“You kidding!? This is awesome!”
“It is not ‘awesome,’ Mike!”
“Withdrawals,” Molly muttered to herself. “Gotta be the nicotine withdrawals. This can’t actually be happening to me—”
“Hate to break it to you, Freckles, but it’s happening,” Raphael grunted.
“I’ll never smoke another cigarette as long as I live,” Molly moaned. Her breathing grew quicker as the four massive reptiles approached and surrounded her, and she suddenly felt very exposed… likely because she was covered by nothing but a thin towel. She knew Donatello was the medical expert of the group, but suddenly she craved the presence of a human being… someone she knew. “C-Casey?” she whimpered. “Where’s Casey?”
“He don’t sleep down here.”
“Yeah, he’s a cosmo-phoney.”
“That’s not important right now,” Leonardo snapped at his brothers. “Donny, what do you make of it?”

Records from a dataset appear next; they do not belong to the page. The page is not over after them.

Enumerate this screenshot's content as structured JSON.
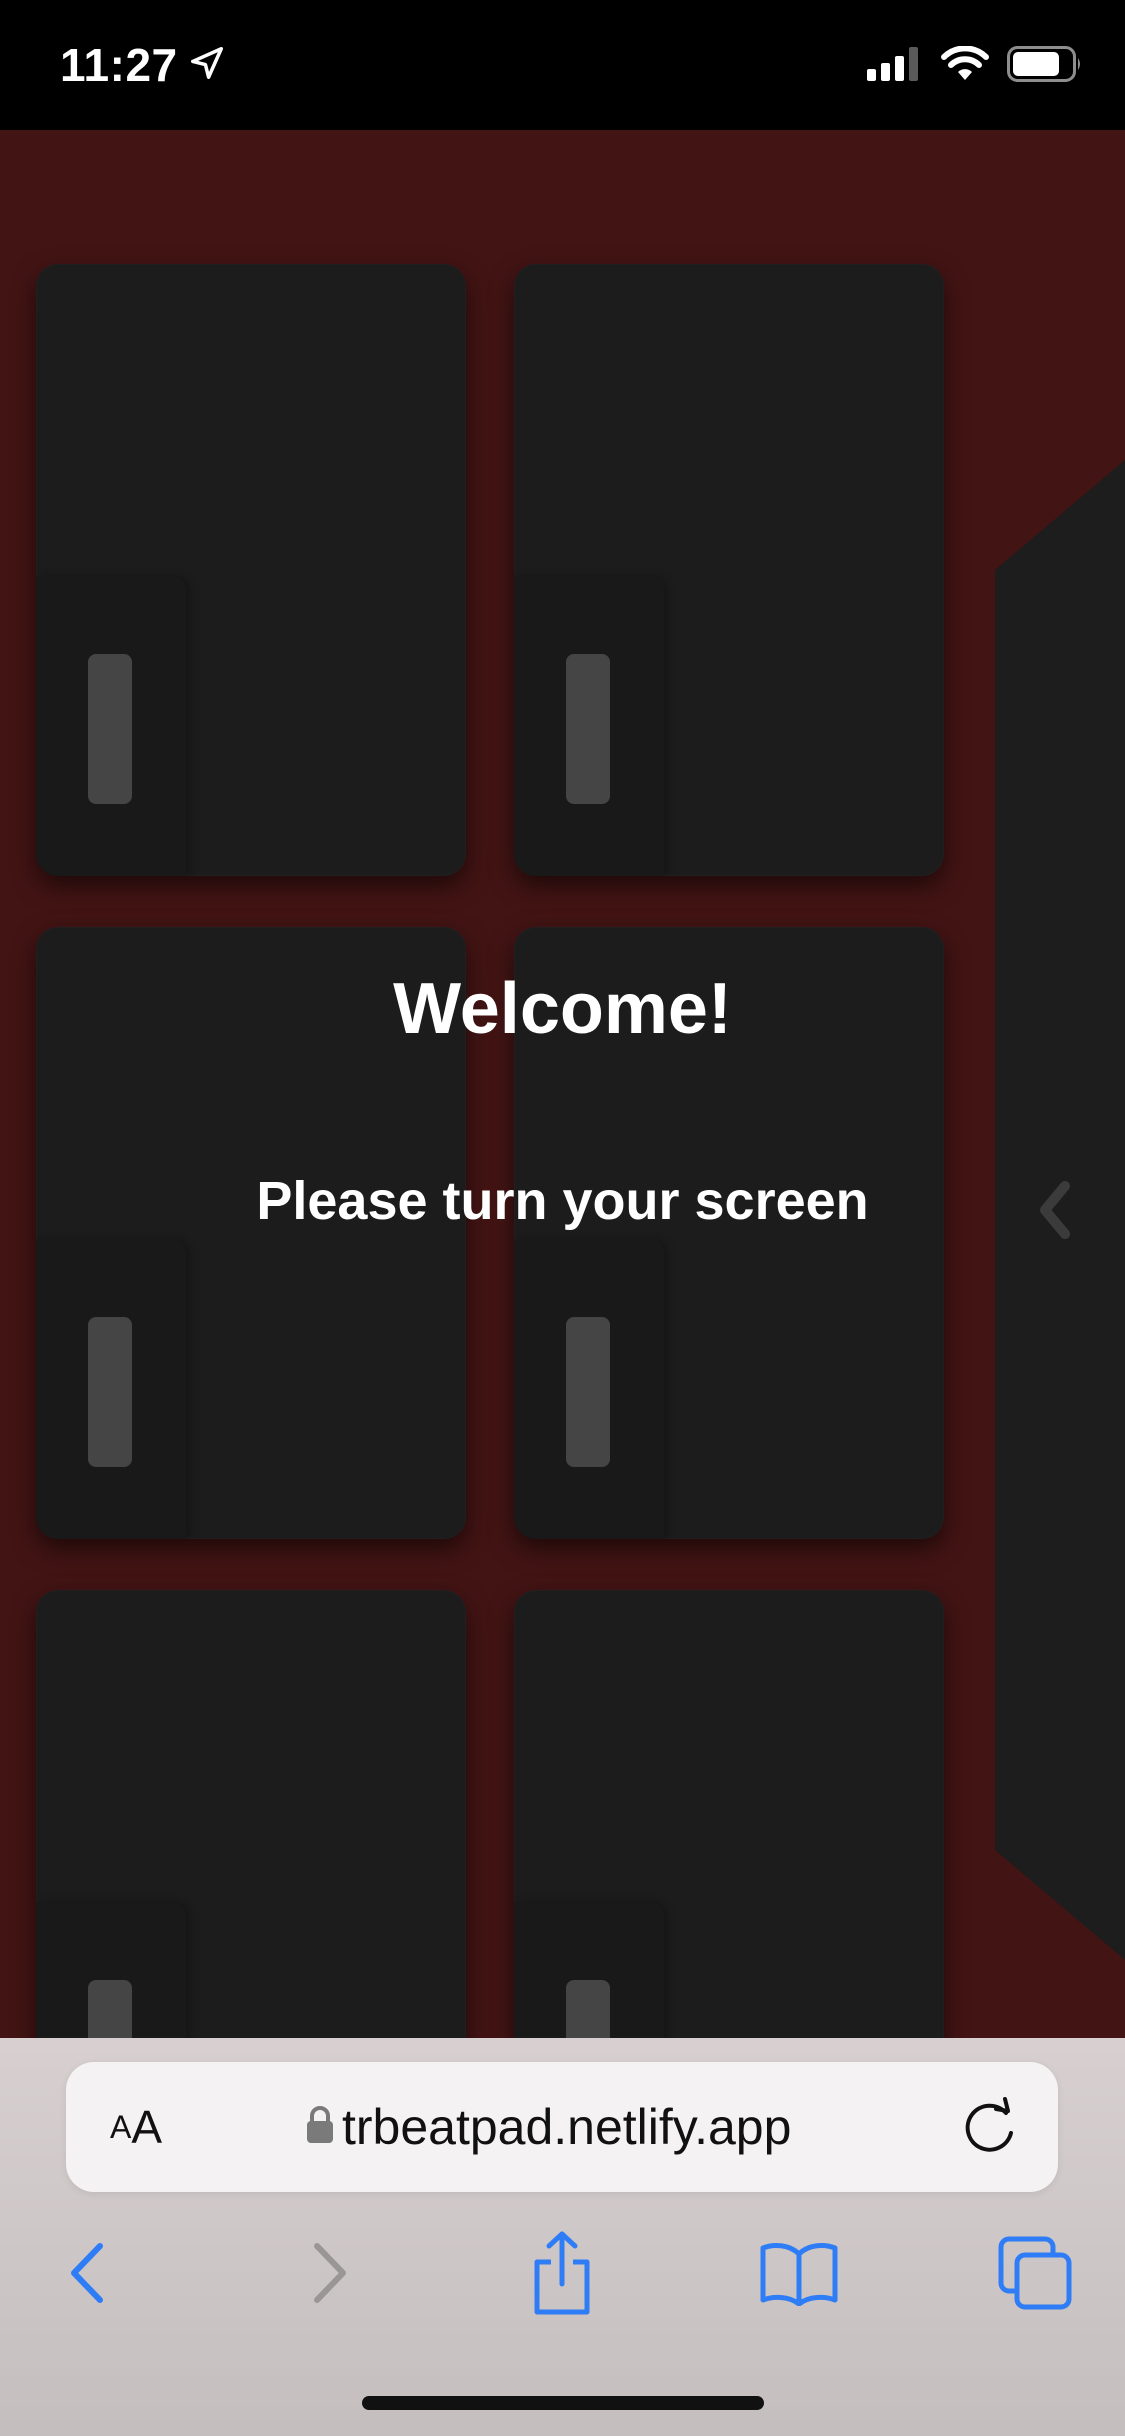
{
  "status_bar": {
    "time": "11:27",
    "icons": [
      "location-arrow-icon",
      "cellular-signal-icon",
      "wifi-icon",
      "battery-icon"
    ]
  },
  "page": {
    "background_color": "#431414",
    "pad_color": "#1c1c1c",
    "welcome_title": "Welcome!",
    "rotate_message": "Please turn your screen",
    "side_panel_icon": "chevron-left-icon"
  },
  "browser": {
    "text_size_small": "A",
    "text_size_large": "A",
    "url": "trbeatpad.netlify.app",
    "url_icon": "lock-icon",
    "accent_color": "#2f7df6",
    "toolbar": [
      "back-icon",
      "forward-icon",
      "share-icon",
      "bookmarks-icon",
      "tabs-icon"
    ]
  }
}
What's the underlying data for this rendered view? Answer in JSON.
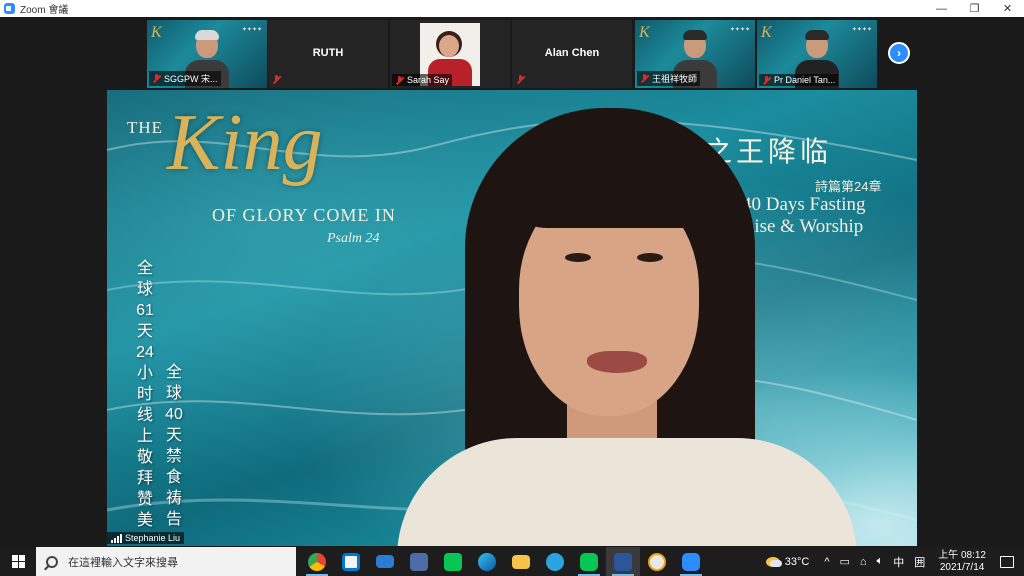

“Well, I’ve got a theory,” his brother muttered. He started fiddling with the bandages on Molly’s leg. “I’ll need to get a blood sample, though—”
“G-go away,” the girl gasped as they crouched down, each of them coming closer and closer until she was backed up against the side of the pool. “Go away, I— I— I want to get dressed!” she decided.
“I said GO AWAY,” Molly snarled. She yanked her leg out of Donny’s grasp and pulled it away beneath her wet towel, which felt tinier and flimsier as time went on. She ignored the fact that the damp started to soak into the bandages.
Raphael crossed his arms and snorted. “Geez. What’s your problem?”
“Said the turtle who’s never worn clothes before,” Donatello muttered. “Listen, Molly, I just need t—”
“We’re going,” Leonardo ordered his brothers sharply, and he stood to his feet.
“Aw, what for?”
“But it’s vital that I check th—”
“In a minute. Give her space.”
Somehow, Leo managed to corral (or drag) his brothers all the way to the door. He paused before shutting it, though… and in that moment when he glanced over his shoulder, he glimpsed Molly rocking herself back and forth, and she caught his eye. “What’s happening to me?” she whispered.
“I’m not sure,” Leonardo muttered, and he shut the door… but in his mind’s eye, he could still see her sitting there, curled in the cold water… and he had a feeling he knew. The more he had looked at her, the more he had recognized the subtle similarities between her human body and his own: her face had grown flatter, and the gaps between her outer fingers had grown slightly webbed. The marks on her back were especially dark, the shoulder muscles more and more stiff as if they were actually growing hard.
And it was all his fault.